[Work instruction] State how many lines of the data below hold the string "screenshot", giving nothing but the number.

[Given records]
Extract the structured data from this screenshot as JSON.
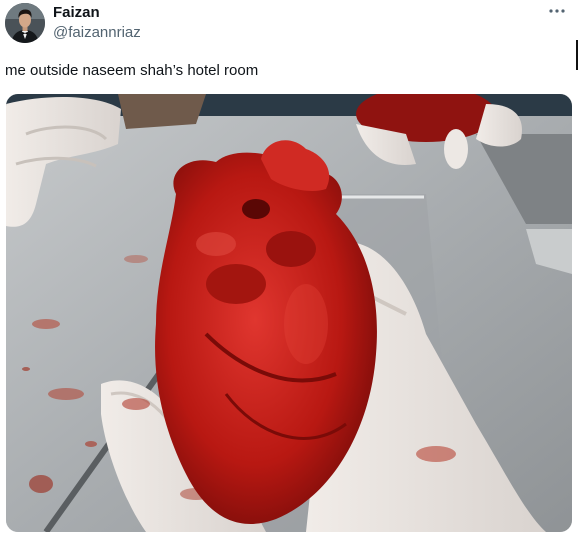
{
  "author": {
    "display_name": "Faizan",
    "handle": "@faizannriaz",
    "avatar_icon": "profile-avatar"
  },
  "post": {
    "text": "me outside naseem shah’s hotel room"
  },
  "more_menu": {
    "icon": "more-dots-icon"
  },
  "media": {
    "kind": "photo"
  },
  "colors": {
    "name_text": "#0f1419",
    "handle_text": "#536471",
    "background": "#ffffff"
  }
}
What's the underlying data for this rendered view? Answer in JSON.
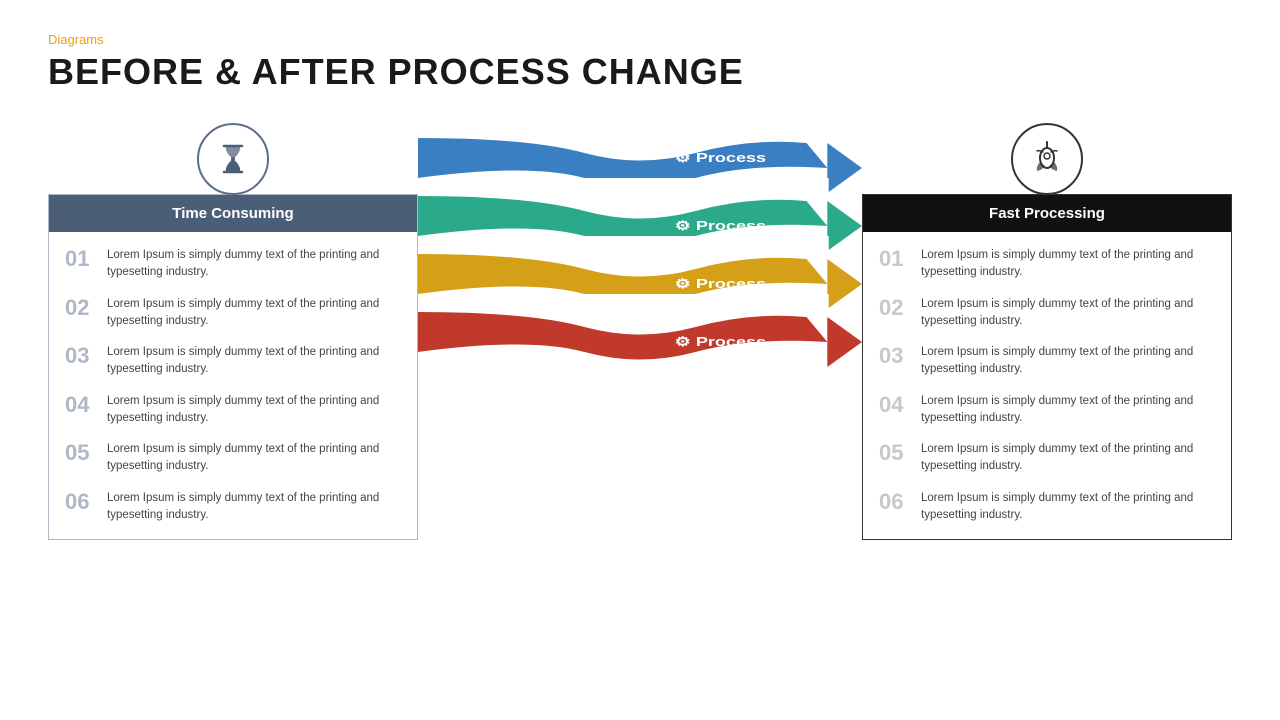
{
  "header": {
    "tag": "Diagrams",
    "title": "BEFORE & AFTER PROCESS CHANGE"
  },
  "left_panel": {
    "icon_label": "hourglass-icon",
    "header": "Time Consuming",
    "items": [
      {
        "num": "01",
        "text": "Lorem Ipsum is simply dummy text of the printing and typesetting industry."
      },
      {
        "num": "02",
        "text": "Lorem Ipsum is simply dummy text of the printing and typesetting industry."
      },
      {
        "num": "03",
        "text": "Lorem Ipsum is simply dummy text of the printing and typesetting industry."
      },
      {
        "num": "04",
        "text": "Lorem Ipsum is simply dummy text of the printing and typesetting industry."
      },
      {
        "num": "05",
        "text": "Lorem Ipsum is simply dummy text of the printing and typesetting industry."
      },
      {
        "num": "06",
        "text": "Lorem Ipsum is simply dummy text of the printing and typesetting industry."
      }
    ]
  },
  "arrows": [
    {
      "label": "Process",
      "color": "#3a7fc1"
    },
    {
      "label": "Process",
      "color": "#2aaa8a"
    },
    {
      "label": "Process",
      "color": "#d4a017"
    },
    {
      "label": "Process",
      "color": "#c0392b"
    }
  ],
  "right_panel": {
    "icon_label": "rocket-icon",
    "header": "Fast Processing",
    "items": [
      {
        "num": "01",
        "text": "Lorem Ipsum is simply dummy text of the printing and typesetting industry."
      },
      {
        "num": "02",
        "text": "Lorem Ipsum is simply dummy text of the printing and typesetting industry."
      },
      {
        "num": "03",
        "text": "Lorem Ipsum is simply dummy text of the printing and typesetting industry."
      },
      {
        "num": "04",
        "text": "Lorem Ipsum is simply dummy text of the printing and typesetting industry."
      },
      {
        "num": "05",
        "text": "Lorem Ipsum is simply dummy text of the printing and typesetting industry."
      },
      {
        "num": "06",
        "text": "Lorem Ipsum is simply dummy text of the printing and typesetting industry."
      }
    ]
  },
  "colors": {
    "accent": "#e8a020",
    "left_header_bg": "#4a5e78",
    "right_header_bg": "#111111",
    "arrow_blue": "#3a7fc1",
    "arrow_teal": "#2aaa8a",
    "arrow_yellow": "#d4a017",
    "arrow_red": "#c0392b"
  }
}
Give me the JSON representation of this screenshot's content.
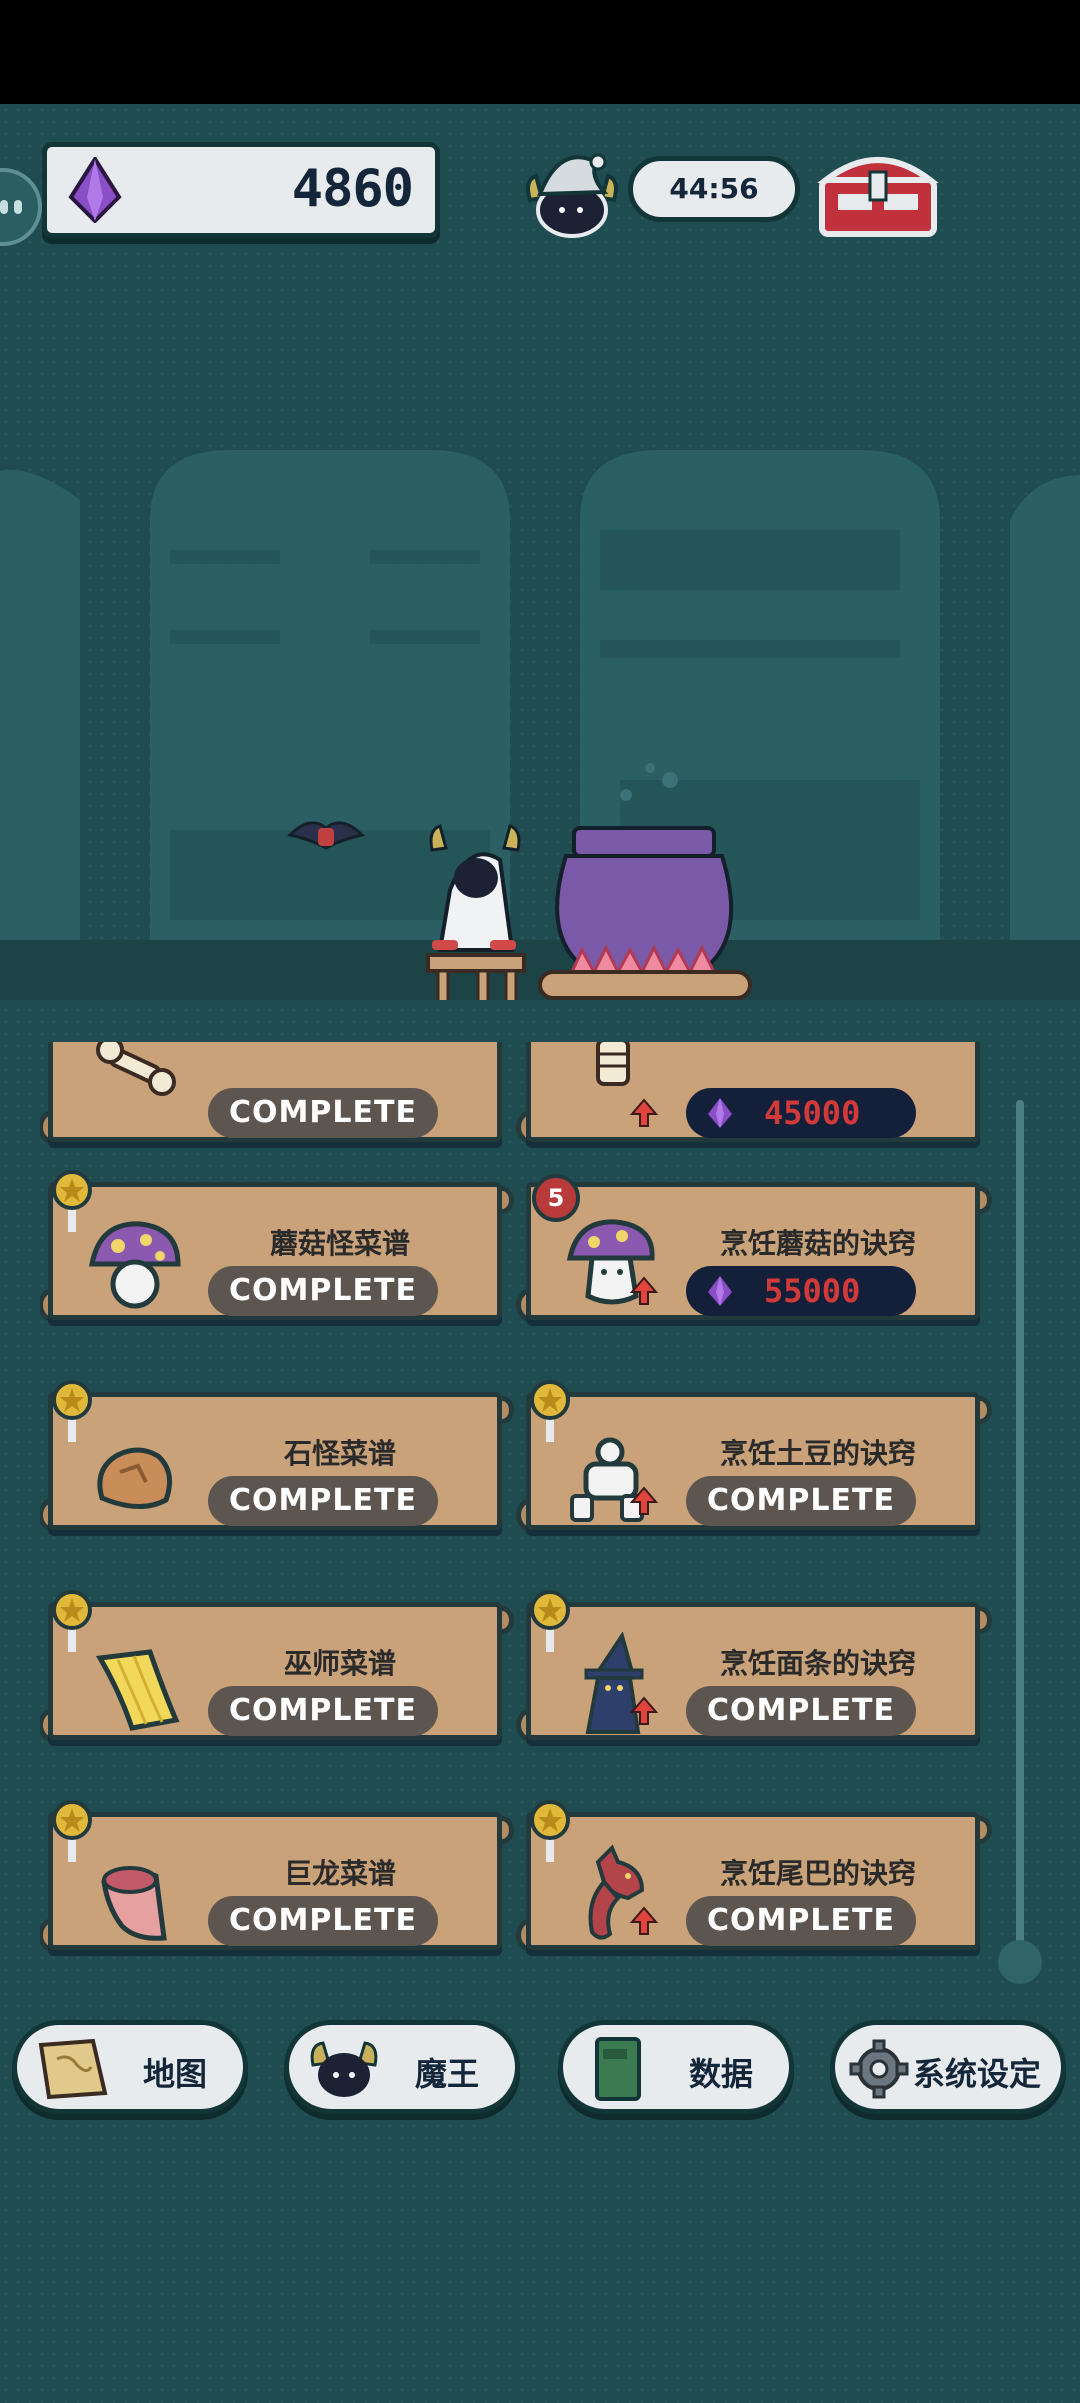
{
  "hud": {
    "gems": "4860",
    "timer": "44:56"
  },
  "quests": [
    {
      "title": "",
      "state": "COMPLETE",
      "icon": "bone-icon"
    },
    {
      "title": "",
      "price": "45000",
      "icon": "skeleton-icon"
    },
    {
      "title": "蘑菇怪菜谱",
      "state": "COMPLETE",
      "icon": "mushroom-icon"
    },
    {
      "title": "烹饪蘑菇的诀窍",
      "price": "55000",
      "badge": "5",
      "icon": "mushroom-monster-icon"
    },
    {
      "title": "石怪菜谱",
      "state": "COMPLETE",
      "icon": "rock-icon"
    },
    {
      "title": "烹饪土豆的诀窍",
      "state": "COMPLETE",
      "icon": "golem-icon"
    },
    {
      "title": "巫师菜谱",
      "state": "COMPLETE",
      "icon": "noodle-icon"
    },
    {
      "title": "烹饪面条的诀窍",
      "state": "COMPLETE",
      "icon": "wizard-icon"
    },
    {
      "title": "巨龙菜谱",
      "state": "COMPLETE",
      "icon": "meat-icon"
    },
    {
      "title": "烹饪尾巴的诀窍",
      "state": "COMPLETE",
      "icon": "dragon-icon"
    }
  ],
  "nav": {
    "map": "地图",
    "demon_king": "魔王",
    "data": "数据",
    "settings": "系统设定"
  },
  "colors": {
    "background": "#1f4c50",
    "scroll": "#c9a27a",
    "button": "#5d5550",
    "price_text": "#d23a3a"
  }
}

[Reply to the task] 2